__WHAT YOU NEED TO DO__. Whenever a line in the entries includes the word "text", copy that line out.

__RECORDS FOR THIS EXERCISE__.
--------------------------------------------------

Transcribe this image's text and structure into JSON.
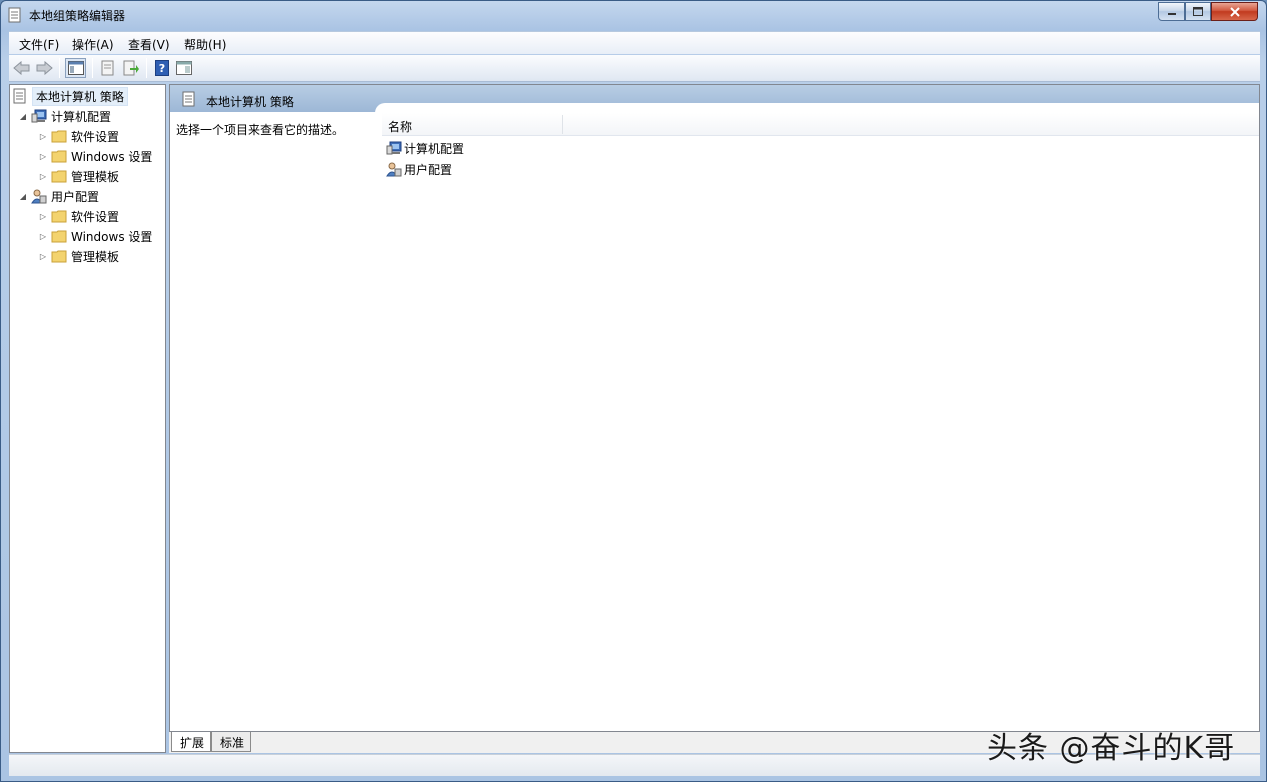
{
  "window": {
    "title": "本地组策略编辑器"
  },
  "menu": [
    {
      "label": "文件(F)"
    },
    {
      "label": "操作(A)"
    },
    {
      "label": "查看(V)"
    },
    {
      "label": "帮助(H)"
    }
  ],
  "tree": {
    "root": "本地计算机 策略",
    "items": [
      {
        "label": "计算机配置",
        "level": 1,
        "expanded": true,
        "icon": "computer-config-icon"
      },
      {
        "label": "软件设置",
        "level": 2,
        "icon": "folder-icon"
      },
      {
        "label": "Windows 设置",
        "level": 2,
        "icon": "folder-icon"
      },
      {
        "label": "管理模板",
        "level": 2,
        "icon": "folder-icon"
      },
      {
        "label": "用户配置",
        "level": 1,
        "expanded": true,
        "icon": "user-config-icon"
      },
      {
        "label": "软件设置",
        "level": 2,
        "icon": "folder-icon"
      },
      {
        "label": "Windows 设置",
        "level": 2,
        "icon": "folder-icon"
      },
      {
        "label": "管理模板",
        "level": 2,
        "icon": "folder-icon"
      }
    ]
  },
  "details": {
    "header_title": "本地计算机 策略",
    "description": "选择一个项目来查看它的描述。",
    "column_name": "名称",
    "rows": [
      {
        "label": "计算机配置",
        "icon": "computer-config-icon"
      },
      {
        "label": "用户配置",
        "icon": "user-config-icon"
      }
    ]
  },
  "tabs": [
    {
      "label": "扩展",
      "active": true
    },
    {
      "label": "标准",
      "active": false
    }
  ],
  "watermark": "头条 @奋斗的K哥",
  "colors": {
    "header_band": "#9db7d6",
    "selection": "#e3eef9",
    "folder": "#e8c15b"
  }
}
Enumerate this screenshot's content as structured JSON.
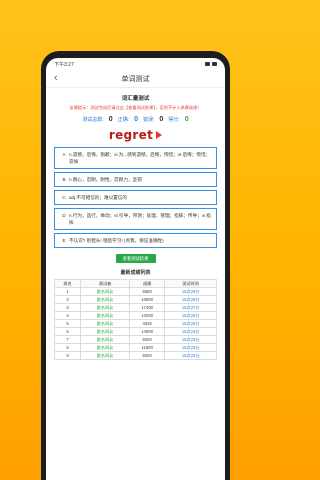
{
  "status": {
    "time": "下午3:27",
    "icons_left": "◎ □ ⊙"
  },
  "nav": {
    "title": "单词测试"
  },
  "quiz": {
    "title": "词汇量测试",
    "hint": "友情提示：测试完成后请点击【查看测试结果】，否则不计入参赛成绩！",
    "stats": [
      {
        "label": "测试总数:",
        "value": "0"
      },
      {
        "label": "正确:",
        "value": "0"
      },
      {
        "label": "错误:",
        "value": "0"
      },
      {
        "label": "得分:",
        "value": "0"
      }
    ],
    "word": "regret",
    "options": [
      {
        "letter": "A",
        "text": "n.遗憾，后悔，抱歉；vi.为...感到遗憾，后悔，惋惜；vt.后悔；惋惜；哀悼"
      },
      {
        "letter": "B",
        "text": "n.耐心，忍耐，耐性，忍耐力，坚韧"
      },
      {
        "letter": "C",
        "text": "adj.不可相信的；难以置信的"
      },
      {
        "letter": "D",
        "text": "n.行为，品行，举动；vt.引导，带领；处理，管理；指挥；传导；vi.指挥"
      },
      {
        "letter": "E",
        "text": "不认识? 别担头! 稍后学习! (点我，保证准确性)"
      }
    ],
    "view_button": "查看测试结果"
  },
  "leaderboard": {
    "title": "最新成绩列表",
    "columns": [
      "排名",
      "测试者",
      "成绩",
      "测试时间"
    ],
    "rows": [
      [
        "1",
        "匿名网友",
        "6650",
        "15点29分"
      ],
      [
        "2",
        "匿名网友",
        "10600",
        "15点28分"
      ],
      [
        "3",
        "匿名网友",
        "17400",
        "15点27分"
      ],
      [
        "4",
        "匿名网友",
        "12000",
        "15点26分"
      ],
      [
        "5",
        "匿名网友",
        "4625",
        "15点25分"
      ],
      [
        "6",
        "匿名网友",
        "14900",
        "15点24分"
      ],
      [
        "7",
        "匿名网友",
        "5000",
        "15点23分"
      ],
      [
        "8",
        "匿名网友",
        "11600",
        "15点23分"
      ],
      [
        "9",
        "匿名网友",
        "5000",
        "15点22分"
      ]
    ]
  }
}
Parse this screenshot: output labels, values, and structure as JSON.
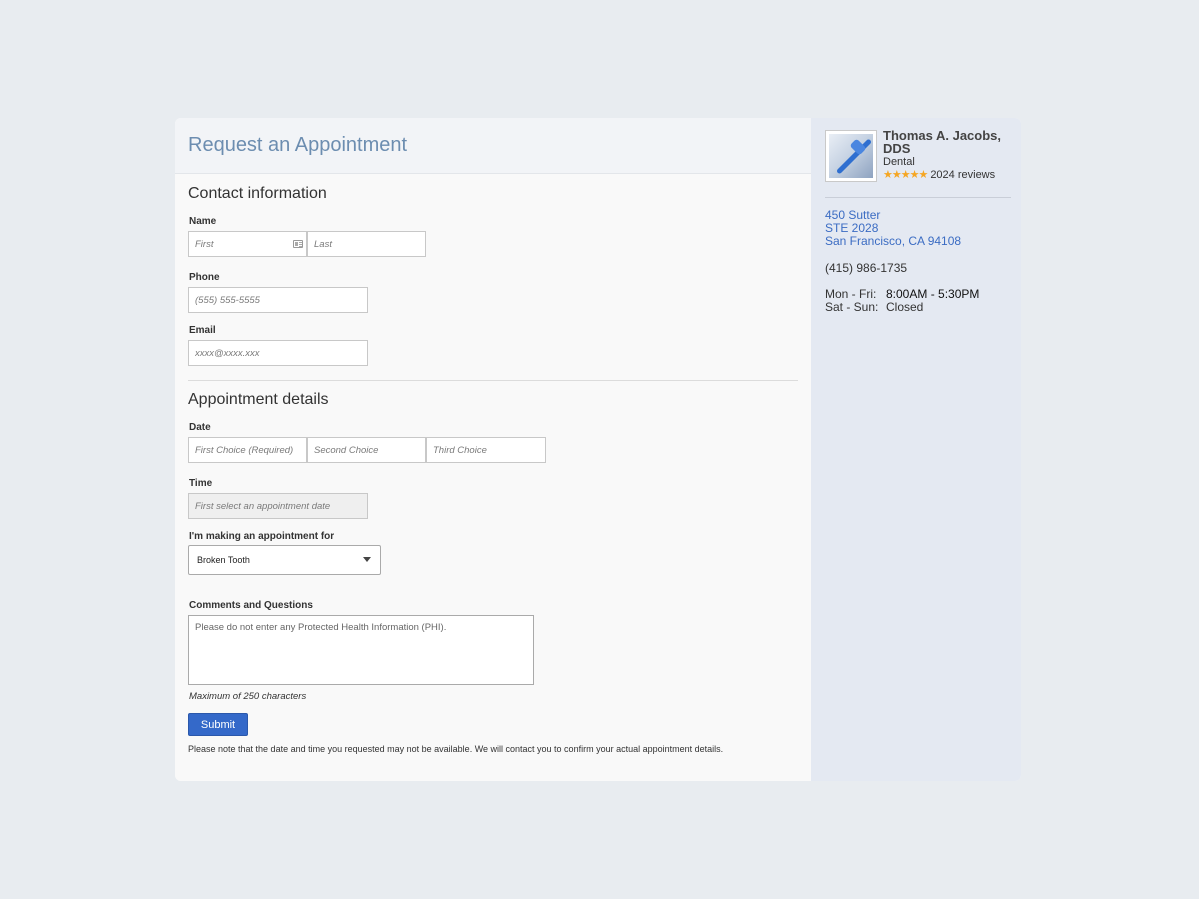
{
  "page": {
    "title": "Request an Appointment"
  },
  "contact": {
    "section_title": "Contact information",
    "name_label": "Name",
    "first_placeholder": "First",
    "last_placeholder": "Last",
    "phone_label": "Phone",
    "phone_placeholder": "(555) 555-5555",
    "email_label": "Email",
    "email_placeholder": "xxxx@xxxx.xxx"
  },
  "appointment": {
    "section_title": "Appointment details",
    "date_label": "Date",
    "date_choices": [
      "First Choice (Required)",
      "Second Choice",
      "Third Choice"
    ],
    "time_label": "Time",
    "time_placeholder": "First select an appointment date",
    "reason_label": "I'm making an appointment for",
    "reason_selected": "Broken Tooth",
    "comments_label": "Comments and Questions",
    "comments_placeholder": "Please do not enter any Protected Health Information (PHI).",
    "comments_hint": "Maximum of 250 characters",
    "submit_label": "Submit",
    "note": "Please note that the date and time you requested may not be available. We will contact you to confirm your actual appointment details."
  },
  "doctor": {
    "name": "Thomas A. Jacobs, DDS",
    "specialty": "Dental",
    "stars": "★★★★★",
    "rating_value": 5,
    "reviews": "2024 reviews",
    "address": [
      "450 Sutter",
      "STE 2028",
      "San Francisco, CA 94108"
    ],
    "phone": "(415) 986-1735",
    "hours": [
      {
        "days": "Mon - Fri:",
        "time": "8:00AM - 5:30PM"
      },
      {
        "days": "Sat - Sun:",
        "time": "Closed"
      }
    ]
  },
  "colors": {
    "accent": "#3469c9",
    "title": "#6c8db0",
    "link": "#3b6cc3",
    "star": "#f5a623",
    "sidebar_bg": "#e4e9f2"
  },
  "icons": {
    "name_field": "contact-card-icon",
    "select": "chevron-down-icon",
    "avatar": "toothbrush-image"
  }
}
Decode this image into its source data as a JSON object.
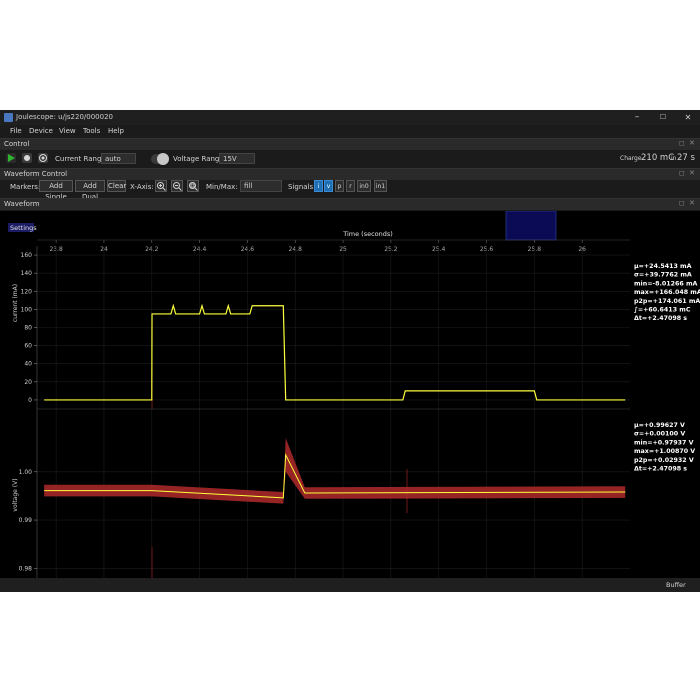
{
  "window": {
    "title": "Joulescope: u/js220/000020",
    "minimize": "–",
    "maximize": "☐",
    "close": "✕"
  },
  "menu": [
    "File",
    "Device",
    "View",
    "Tools",
    "Help"
  ],
  "control": {
    "title": "Control",
    "current_range_label": "Current Range",
    "current_range_value": "auto",
    "voltage_range_label": "Voltage Range",
    "voltage_range_value": "15V",
    "charge_label": "Charge",
    "charge_value": "210 mC",
    "charge_in": "in",
    "charge_time": "27 s"
  },
  "waveform_control": {
    "title": "Waveform Control",
    "markers_label": "Markers:",
    "add_single": "Add Single",
    "add_dual": "Add Dual",
    "clear": "Clear",
    "x_axis_label": "X-Axis:",
    "minmax_label": "Min/Max:",
    "minmax_value": "fill",
    "signals_label": "Signals:",
    "signals": [
      {
        "label": "i",
        "on": true
      },
      {
        "label": "v",
        "on": true
      },
      {
        "label": "p",
        "on": false
      },
      {
        "label": "r",
        "on": false
      },
      {
        "label": "in0",
        "on": false
      },
      {
        "label": "in1",
        "on": false
      }
    ]
  },
  "waveform": {
    "title": "Waveform",
    "settings": "Settings",
    "time_axis_label": "Time (seconds)",
    "time_ticks": [
      "23.8",
      "24",
      "24.2",
      "24.4",
      "24.6",
      "24.8",
      "25",
      "25.2",
      "25.4",
      "25.6",
      "25.8",
      "26"
    ],
    "current_axis_label": "current (mA)",
    "current_ticks": [
      "160",
      "140",
      "120",
      "100",
      "80",
      "60",
      "40",
      "20",
      "0"
    ],
    "voltage_axis_label": "voltage (V)",
    "voltage_ticks": [
      "1.00",
      "0.99",
      "0.98"
    ],
    "current_stats": [
      "µ=+24.5413 mA",
      "σ=+39.7762 mA",
      "min=-8.01266 mA",
      "max=+166.048 mA",
      "p2p=+174.061 mA",
      "∫=+60.6413 mC",
      "Δt=+2.47098  s"
    ],
    "voltage_stats": [
      "µ=+0.99627  V",
      "σ=+0.00100  V",
      "min=+0.97937  V",
      "max=+1.00870  V",
      "p2p=+0.02932  V",
      "Δt=+2.47098  s"
    ]
  },
  "status": {
    "buffer": "Buffer"
  },
  "colors": {
    "trace": "#ffff3c",
    "fill": "#b02a2a",
    "accent": "#1f6fb5",
    "overview": "#0b0b55"
  },
  "chart_data": [
    {
      "type": "line",
      "xlabel": "Time (seconds)",
      "ylabel": "current (mA)",
      "xlim": [
        23.72,
        26.2
      ],
      "ylim": [
        -10,
        170
      ],
      "grid": true,
      "series": [
        {
          "x": [
            23.75,
            24.2,
            24.201,
            24.28,
            24.29,
            24.3,
            24.31,
            24.4,
            24.41,
            24.42,
            24.43,
            24.51,
            24.52,
            24.53,
            24.54,
            24.61,
            24.62,
            24.75,
            24.76,
            25.25,
            25.26,
            25.8,
            25.81,
            26.18
          ],
          "y": [
            0,
            0,
            95,
            95,
            104,
            95,
            95,
            95,
            104,
            95,
            95,
            95,
            104,
            95,
            95,
            95,
            104,
            104,
            0,
            0,
            10,
            10,
            0,
            0
          ]
        }
      ]
    },
    {
      "type": "area",
      "xlabel": "Time (seconds)",
      "ylabel": "voltage (V)",
      "xlim": [
        23.72,
        26.2
      ],
      "ylim": [
        0.978,
        1.013
      ],
      "grid": true,
      "series": [
        {
          "x": [
            23.75,
            24.2,
            24.75,
            24.76,
            24.84,
            26.18
          ],
          "y": [
            0.9961,
            0.9961,
            0.9946,
            1.0035,
            0.9956,
            0.9958
          ]
        }
      ]
    }
  ]
}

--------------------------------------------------

__EXERCISE RESULT__.
Transcribe this image's text and structure into JSON.
        "text": "n.遗憾，后悔，抱歉；vi.为...感到遗憾，后悔，惋惜；vt.后悔；惋惜；哀悼"
        "text": "n.耐心，忍耐，耐性，忍耐力，坚韧"
        "text": "adj.不可相信的；难以置信的"
        "text": "n.行为，品行，举动；vt.引导，带领；处理，管理；指挥；传导；vi.指挥"
        "text": "不认识? 别担头! 稍后学习! (点我，保证准确性)"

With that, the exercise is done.